#### Material for this exercise ####
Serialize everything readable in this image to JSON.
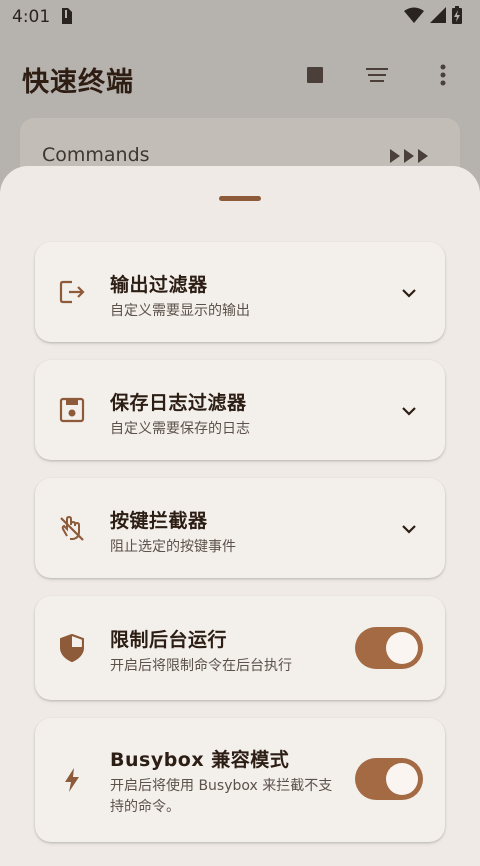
{
  "status_bar": {
    "time": "4:01"
  },
  "app_bar": {
    "title": "快速终端"
  },
  "commands_card": {
    "label": "Commands"
  },
  "sheet": {
    "items": [
      {
        "title": "输出过滤器",
        "subtitle": "自定义需要显示的输出",
        "icon": "output-export-icon",
        "control": "expand"
      },
      {
        "title": "保存日志过滤器",
        "subtitle": "自定义需要保存的日志",
        "icon": "save-floppy-icon",
        "control": "expand"
      },
      {
        "title": "按键拦截器",
        "subtitle": "阻止选定的按键事件",
        "icon": "touch-off-icon",
        "control": "expand"
      },
      {
        "title": "限制后台运行",
        "subtitle": "开启后将限制命令在后台执行",
        "icon": "shield-icon",
        "control": "toggle",
        "enabled": true
      },
      {
        "title": "Busybox 兼容模式",
        "subtitle": "开启后将使用 Busybox 来拦截不支持的命令。",
        "icon": "bolt-icon",
        "control": "toggle",
        "enabled": true
      }
    ]
  },
  "colors": {
    "accent": "#a36a44",
    "icon": "#8d5a3a",
    "sheet_bg": "#efeae6",
    "scrim": "#b6b2ae"
  }
}
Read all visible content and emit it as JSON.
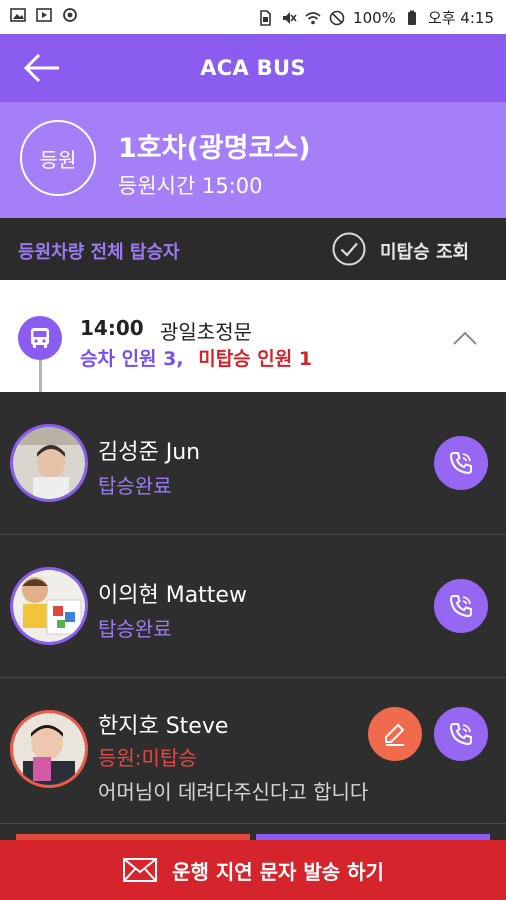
{
  "status_bar": {
    "battery": "100%",
    "time": "오후 4:15"
  },
  "app_bar": {
    "title": "ACA BUS"
  },
  "route": {
    "badge": "등원",
    "name": "1호차(광명코스)",
    "time": "등원시간 15:00"
  },
  "filter": {
    "label": "등원차량 전체 탑승자",
    "unboarded_query": "미탑승 조회"
  },
  "stop": {
    "time": "14:00",
    "place": "광일초정문",
    "boarded_text": "승차 인원 3,",
    "unboarded_text": "미탑승 인원 1"
  },
  "riders": [
    {
      "name": "김성준 Jun",
      "status": "탑승완료",
      "note": ""
    },
    {
      "name": "이의현 Mattew",
      "status": "탑승완료",
      "note": ""
    },
    {
      "name": "한지호 Steve",
      "status": "등원:미탑승",
      "note": "어머님이 데려다주신다고 합니다"
    }
  ],
  "bottom": {
    "delay_message_label": "운행 지연 문자 발송 하기"
  },
  "colors": {
    "primary": "#8a5cf0",
    "header_light": "#a47ff7",
    "alert": "#d6242c",
    "edit": "#f06a4d"
  },
  "icons": [
    "image-icon",
    "play-store-icon",
    "sync-icon",
    "sim-icon",
    "mute-icon",
    "wifi-icon",
    "no-disturb-icon",
    "battery-icon",
    "back-arrow-icon",
    "check-circle-icon",
    "bus-icon",
    "chevron-up-icon",
    "phone-icon",
    "pencil-icon",
    "mail-icon"
  ]
}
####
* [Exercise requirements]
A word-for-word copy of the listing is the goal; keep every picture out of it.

* [Exercise response]
Serialize everything readable in this image to JSON.
{
  "status_bar": {
    "time": "4:01"
  },
  "app_bar": {
    "title": "快速终端"
  },
  "commands_card": {
    "label": "Commands"
  },
  "sheet": {
    "items": [
      {
        "title": "输出过滤器",
        "subtitle": "自定义需要显示的输出",
        "icon": "output-export-icon",
        "control": "expand"
      },
      {
        "title": "保存日志过滤器",
        "subtitle": "自定义需要保存的日志",
        "icon": "save-floppy-icon",
        "control": "expand"
      },
      {
        "title": "按键拦截器",
        "subtitle": "阻止选定的按键事件",
        "icon": "touch-off-icon",
        "control": "expand"
      },
      {
        "title": "限制后台运行",
        "subtitle": "开启后将限制命令在后台执行",
        "icon": "shield-icon",
        "control": "toggle",
        "enabled": true
      },
      {
        "title": "Busybox 兼容模式",
        "subtitle": "开启后将使用 Busybox 来拦截不支持的命令。",
        "icon": "bolt-icon",
        "control": "toggle",
        "enabled": true
      }
    ]
  },
  "colors": {
    "accent": "#a36a44",
    "icon": "#8d5a3a",
    "sheet_bg": "#efeae6",
    "scrim": "#b6b2ae"
  }
}
Read all visible content and emit it as JSON.
{
  "status_bar": {
    "battery": "100%",
    "time": "오후 4:15"
  },
  "app_bar": {
    "title": "ACA BUS"
  },
  "route": {
    "badge": "등원",
    "name": "1호차(광명코스)",
    "time": "등원시간 15:00"
  },
  "filter": {
    "label": "등원차량 전체 탑승자",
    "unboarded_query": "미탑승 조회"
  },
  "stop": {
    "time": "14:00",
    "place": "광일초정문",
    "boarded_text": "승차 인원 3,",
    "unboarded_text": "미탑승 인원 1"
  },
  "riders": [
    {
      "name": "김성준 Jun",
      "status": "탑승완료",
      "note": ""
    },
    {
      "name": "이의현 Mattew",
      "status": "탑승완료",
      "note": ""
    },
    {
      "name": "한지호 Steve",
      "status": "등원:미탑승",
      "note": "어머님이 데려다주신다고 합니다"
    }
  ],
  "bottom": {
    "delay_message_label": "운행 지연 문자 발송 하기"
  },
  "colors": {
    "primary": "#8a5cf0",
    "header_light": "#a47ff7",
    "alert": "#d6242c",
    "edit": "#f06a4d"
  },
  "icons": [
    "image-icon",
    "play-store-icon",
    "sync-icon",
    "sim-icon",
    "mute-icon",
    "wifi-icon",
    "no-disturb-icon",
    "battery-icon",
    "back-arrow-icon",
    "check-circle-icon",
    "bus-icon",
    "chevron-up-icon",
    "phone-icon",
    "pencil-icon",
    "mail-icon"
  ]
}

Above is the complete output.